● ACTIVITY: Look through the entries for the string "pendientes", and copy each line that holds it.

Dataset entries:
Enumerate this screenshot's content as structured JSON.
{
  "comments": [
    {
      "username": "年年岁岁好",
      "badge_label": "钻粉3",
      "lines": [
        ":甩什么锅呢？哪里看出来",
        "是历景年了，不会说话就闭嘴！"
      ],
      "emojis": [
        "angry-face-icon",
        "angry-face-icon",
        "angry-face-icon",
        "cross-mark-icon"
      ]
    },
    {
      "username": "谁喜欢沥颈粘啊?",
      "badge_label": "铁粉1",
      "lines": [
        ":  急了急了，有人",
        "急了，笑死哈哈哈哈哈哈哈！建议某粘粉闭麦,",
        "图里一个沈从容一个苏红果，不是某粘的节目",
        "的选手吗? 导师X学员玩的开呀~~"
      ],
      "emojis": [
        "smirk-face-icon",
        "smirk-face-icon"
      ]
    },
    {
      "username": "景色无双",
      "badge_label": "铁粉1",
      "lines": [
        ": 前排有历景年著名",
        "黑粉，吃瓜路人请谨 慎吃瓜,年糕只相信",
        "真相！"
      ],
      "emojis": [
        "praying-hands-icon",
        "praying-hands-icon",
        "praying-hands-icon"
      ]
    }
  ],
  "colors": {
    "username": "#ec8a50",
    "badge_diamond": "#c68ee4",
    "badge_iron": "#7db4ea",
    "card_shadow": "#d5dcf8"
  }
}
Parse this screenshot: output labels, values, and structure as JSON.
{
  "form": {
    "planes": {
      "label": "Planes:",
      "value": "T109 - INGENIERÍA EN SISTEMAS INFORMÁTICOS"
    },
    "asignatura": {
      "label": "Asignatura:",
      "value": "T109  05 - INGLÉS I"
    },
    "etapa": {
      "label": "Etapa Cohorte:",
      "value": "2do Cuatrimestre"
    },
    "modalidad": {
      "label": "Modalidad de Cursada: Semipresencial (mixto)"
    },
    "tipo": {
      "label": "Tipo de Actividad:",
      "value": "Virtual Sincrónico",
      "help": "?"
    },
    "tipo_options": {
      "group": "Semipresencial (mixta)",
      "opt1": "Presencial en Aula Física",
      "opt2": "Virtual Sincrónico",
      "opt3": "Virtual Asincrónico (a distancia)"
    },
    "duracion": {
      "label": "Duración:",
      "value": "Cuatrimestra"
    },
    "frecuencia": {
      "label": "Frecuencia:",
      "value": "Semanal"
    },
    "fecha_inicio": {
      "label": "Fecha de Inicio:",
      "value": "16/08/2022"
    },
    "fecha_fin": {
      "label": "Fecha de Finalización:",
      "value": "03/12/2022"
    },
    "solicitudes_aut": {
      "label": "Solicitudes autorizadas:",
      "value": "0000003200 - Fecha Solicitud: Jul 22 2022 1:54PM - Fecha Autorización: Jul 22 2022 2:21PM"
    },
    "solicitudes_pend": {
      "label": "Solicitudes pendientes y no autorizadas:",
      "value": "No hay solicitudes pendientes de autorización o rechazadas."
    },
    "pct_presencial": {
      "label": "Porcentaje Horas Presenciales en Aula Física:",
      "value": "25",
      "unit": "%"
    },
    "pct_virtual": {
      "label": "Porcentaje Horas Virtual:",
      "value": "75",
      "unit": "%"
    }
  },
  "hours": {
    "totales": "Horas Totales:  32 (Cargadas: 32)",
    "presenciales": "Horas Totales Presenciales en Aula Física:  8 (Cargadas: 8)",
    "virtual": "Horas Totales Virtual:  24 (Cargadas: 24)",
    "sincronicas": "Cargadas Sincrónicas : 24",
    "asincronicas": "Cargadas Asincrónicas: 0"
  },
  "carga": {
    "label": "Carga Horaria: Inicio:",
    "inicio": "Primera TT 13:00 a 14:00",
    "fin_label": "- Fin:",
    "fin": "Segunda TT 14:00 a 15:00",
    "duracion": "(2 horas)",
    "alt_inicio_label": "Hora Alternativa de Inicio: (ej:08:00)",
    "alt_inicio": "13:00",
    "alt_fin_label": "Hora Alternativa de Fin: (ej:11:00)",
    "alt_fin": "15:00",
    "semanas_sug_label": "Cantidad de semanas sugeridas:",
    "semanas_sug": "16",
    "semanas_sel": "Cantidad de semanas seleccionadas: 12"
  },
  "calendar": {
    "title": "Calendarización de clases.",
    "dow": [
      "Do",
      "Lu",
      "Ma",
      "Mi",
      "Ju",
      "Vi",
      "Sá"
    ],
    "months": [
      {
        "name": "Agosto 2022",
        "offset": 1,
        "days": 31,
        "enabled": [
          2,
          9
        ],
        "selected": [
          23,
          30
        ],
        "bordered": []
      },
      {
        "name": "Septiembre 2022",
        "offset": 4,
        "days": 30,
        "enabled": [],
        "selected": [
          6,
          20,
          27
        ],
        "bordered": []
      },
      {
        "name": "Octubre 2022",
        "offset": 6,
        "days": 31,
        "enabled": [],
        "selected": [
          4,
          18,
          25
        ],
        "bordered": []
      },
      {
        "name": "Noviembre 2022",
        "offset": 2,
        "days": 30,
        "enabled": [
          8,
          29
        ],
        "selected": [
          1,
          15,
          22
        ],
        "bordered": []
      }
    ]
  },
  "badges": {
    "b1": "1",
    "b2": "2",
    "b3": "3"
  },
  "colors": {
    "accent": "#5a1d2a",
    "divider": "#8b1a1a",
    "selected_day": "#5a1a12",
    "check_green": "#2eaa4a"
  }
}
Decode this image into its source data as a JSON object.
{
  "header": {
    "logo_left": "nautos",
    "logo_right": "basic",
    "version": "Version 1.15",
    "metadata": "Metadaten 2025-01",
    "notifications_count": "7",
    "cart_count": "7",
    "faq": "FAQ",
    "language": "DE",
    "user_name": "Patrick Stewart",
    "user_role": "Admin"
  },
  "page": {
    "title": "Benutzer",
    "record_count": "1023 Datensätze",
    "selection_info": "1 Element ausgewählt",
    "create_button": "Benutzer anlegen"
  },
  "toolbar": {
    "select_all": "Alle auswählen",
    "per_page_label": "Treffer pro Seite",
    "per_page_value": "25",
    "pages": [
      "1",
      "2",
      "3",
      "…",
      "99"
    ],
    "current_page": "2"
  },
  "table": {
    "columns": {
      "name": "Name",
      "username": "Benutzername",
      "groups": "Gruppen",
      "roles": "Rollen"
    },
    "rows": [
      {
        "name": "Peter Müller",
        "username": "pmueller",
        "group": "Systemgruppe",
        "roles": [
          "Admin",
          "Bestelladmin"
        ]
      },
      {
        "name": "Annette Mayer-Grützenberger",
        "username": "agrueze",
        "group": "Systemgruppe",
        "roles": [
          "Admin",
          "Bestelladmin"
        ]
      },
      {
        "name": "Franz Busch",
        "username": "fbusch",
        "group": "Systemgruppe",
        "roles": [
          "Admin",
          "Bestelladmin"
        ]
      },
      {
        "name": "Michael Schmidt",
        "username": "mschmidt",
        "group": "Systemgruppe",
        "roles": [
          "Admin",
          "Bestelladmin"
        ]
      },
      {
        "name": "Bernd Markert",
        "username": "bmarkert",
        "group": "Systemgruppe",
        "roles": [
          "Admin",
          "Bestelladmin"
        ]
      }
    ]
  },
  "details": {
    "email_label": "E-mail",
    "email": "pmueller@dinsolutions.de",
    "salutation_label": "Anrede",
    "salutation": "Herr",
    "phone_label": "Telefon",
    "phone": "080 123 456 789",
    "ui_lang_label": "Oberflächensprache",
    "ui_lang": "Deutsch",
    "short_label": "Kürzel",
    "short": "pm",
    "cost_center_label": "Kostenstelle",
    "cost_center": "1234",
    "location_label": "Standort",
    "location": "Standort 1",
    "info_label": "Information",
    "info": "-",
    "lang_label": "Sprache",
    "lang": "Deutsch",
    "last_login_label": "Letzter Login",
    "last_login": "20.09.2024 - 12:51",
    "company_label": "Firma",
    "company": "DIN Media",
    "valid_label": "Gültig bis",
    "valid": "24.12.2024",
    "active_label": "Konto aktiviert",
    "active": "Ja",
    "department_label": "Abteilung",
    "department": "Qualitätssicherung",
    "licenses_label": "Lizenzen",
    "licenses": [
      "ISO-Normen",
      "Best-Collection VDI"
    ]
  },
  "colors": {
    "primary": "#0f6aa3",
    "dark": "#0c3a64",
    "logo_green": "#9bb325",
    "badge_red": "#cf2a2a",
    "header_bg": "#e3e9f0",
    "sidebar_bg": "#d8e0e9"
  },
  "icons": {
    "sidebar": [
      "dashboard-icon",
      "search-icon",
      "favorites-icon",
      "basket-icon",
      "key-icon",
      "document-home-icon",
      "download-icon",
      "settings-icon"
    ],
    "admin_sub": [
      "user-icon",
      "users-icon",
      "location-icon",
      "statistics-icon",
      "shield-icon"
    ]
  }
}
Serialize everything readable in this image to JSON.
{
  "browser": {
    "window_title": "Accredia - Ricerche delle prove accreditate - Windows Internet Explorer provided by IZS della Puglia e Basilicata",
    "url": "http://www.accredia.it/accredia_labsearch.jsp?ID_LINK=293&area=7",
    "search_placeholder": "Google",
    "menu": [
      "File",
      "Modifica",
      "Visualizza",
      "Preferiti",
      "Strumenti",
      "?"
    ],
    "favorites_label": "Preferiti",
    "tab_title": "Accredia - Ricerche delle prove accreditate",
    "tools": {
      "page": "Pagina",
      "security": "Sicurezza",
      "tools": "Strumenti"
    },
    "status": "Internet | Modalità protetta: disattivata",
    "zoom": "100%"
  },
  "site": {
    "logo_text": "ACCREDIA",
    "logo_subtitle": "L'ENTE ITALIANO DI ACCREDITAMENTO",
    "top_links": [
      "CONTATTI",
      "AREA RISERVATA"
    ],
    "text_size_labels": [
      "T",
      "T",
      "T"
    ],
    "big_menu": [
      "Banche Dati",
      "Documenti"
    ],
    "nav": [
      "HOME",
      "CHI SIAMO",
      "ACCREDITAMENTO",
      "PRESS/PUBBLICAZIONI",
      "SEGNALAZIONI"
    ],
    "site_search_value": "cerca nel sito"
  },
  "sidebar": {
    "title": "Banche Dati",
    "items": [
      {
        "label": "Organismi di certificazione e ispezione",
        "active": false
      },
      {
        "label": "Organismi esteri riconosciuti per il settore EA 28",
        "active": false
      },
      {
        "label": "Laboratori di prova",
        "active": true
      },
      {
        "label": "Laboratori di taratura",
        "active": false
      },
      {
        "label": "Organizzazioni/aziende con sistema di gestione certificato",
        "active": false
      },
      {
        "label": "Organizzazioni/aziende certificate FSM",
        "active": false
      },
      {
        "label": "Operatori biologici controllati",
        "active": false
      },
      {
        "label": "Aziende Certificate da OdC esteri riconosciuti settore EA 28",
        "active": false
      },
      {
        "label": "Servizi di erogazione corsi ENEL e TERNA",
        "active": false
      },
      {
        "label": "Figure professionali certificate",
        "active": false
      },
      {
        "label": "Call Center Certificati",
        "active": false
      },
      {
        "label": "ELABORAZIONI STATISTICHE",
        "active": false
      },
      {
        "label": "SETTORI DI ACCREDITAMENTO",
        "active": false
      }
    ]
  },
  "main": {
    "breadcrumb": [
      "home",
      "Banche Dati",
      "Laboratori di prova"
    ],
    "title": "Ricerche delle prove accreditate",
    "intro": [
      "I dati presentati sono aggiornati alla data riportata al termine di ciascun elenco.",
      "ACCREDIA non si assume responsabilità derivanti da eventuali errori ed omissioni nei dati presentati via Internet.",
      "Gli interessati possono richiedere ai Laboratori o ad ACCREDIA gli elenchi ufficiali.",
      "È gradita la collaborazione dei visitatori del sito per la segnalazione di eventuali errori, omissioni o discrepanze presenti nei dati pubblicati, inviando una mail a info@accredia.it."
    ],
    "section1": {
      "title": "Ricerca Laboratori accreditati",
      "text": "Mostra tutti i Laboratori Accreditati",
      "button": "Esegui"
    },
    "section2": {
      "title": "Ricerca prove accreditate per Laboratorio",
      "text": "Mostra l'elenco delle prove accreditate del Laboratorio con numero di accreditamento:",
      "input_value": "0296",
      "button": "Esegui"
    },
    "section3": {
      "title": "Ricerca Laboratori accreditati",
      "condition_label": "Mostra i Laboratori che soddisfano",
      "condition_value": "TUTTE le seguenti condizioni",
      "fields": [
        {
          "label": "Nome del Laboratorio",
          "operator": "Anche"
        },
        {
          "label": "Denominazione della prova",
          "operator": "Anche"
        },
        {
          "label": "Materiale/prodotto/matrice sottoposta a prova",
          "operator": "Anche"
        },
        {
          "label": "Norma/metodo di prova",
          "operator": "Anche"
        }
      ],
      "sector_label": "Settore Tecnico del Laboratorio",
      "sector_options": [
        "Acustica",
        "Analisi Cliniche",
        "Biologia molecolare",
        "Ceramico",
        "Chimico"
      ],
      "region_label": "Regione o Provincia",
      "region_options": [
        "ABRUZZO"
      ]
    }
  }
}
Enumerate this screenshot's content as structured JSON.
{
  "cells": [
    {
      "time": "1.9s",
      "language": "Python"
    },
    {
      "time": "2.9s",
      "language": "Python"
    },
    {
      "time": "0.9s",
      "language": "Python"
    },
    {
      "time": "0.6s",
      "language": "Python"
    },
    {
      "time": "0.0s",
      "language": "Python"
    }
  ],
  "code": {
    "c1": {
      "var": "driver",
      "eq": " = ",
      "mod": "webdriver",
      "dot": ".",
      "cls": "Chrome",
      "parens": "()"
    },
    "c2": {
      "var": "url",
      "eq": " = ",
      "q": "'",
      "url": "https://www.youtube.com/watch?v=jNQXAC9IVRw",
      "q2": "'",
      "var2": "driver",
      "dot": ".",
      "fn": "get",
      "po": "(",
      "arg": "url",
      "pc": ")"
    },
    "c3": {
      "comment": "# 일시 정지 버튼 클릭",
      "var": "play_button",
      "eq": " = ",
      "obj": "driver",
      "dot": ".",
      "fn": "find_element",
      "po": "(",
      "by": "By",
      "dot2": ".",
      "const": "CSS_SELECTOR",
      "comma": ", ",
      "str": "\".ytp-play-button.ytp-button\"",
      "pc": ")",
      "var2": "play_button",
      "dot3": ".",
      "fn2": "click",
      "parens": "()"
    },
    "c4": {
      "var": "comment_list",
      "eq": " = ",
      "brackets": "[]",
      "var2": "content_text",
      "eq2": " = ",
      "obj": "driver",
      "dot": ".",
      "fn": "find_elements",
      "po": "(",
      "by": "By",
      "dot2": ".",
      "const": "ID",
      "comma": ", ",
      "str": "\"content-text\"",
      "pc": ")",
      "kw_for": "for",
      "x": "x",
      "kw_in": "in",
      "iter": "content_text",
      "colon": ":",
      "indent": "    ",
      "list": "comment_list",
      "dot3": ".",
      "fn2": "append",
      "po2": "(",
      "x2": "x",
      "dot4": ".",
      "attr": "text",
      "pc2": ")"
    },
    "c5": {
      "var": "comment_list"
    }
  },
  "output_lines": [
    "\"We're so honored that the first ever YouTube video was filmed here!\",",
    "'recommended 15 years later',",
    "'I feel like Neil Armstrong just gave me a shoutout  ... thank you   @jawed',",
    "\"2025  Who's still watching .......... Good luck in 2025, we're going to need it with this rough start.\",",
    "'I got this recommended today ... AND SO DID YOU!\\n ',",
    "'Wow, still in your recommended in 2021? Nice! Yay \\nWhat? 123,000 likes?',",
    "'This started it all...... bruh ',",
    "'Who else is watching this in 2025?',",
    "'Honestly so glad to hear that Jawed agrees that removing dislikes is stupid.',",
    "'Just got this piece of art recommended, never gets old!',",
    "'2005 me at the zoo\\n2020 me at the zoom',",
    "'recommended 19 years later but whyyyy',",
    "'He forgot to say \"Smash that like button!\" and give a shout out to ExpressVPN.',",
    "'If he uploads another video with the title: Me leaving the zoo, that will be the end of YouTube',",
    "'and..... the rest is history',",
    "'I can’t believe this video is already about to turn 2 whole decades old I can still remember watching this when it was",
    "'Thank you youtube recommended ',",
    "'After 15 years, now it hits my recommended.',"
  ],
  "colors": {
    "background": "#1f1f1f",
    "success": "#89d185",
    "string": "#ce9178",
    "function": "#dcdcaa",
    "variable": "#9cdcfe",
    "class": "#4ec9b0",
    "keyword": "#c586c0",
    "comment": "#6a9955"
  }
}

● PROBLEM SOLUTION:
      "label": "Solicitudes pendientes y no autorizadas:",
      "value": "No hay solicitudes pendientes de autorización o rechazadas."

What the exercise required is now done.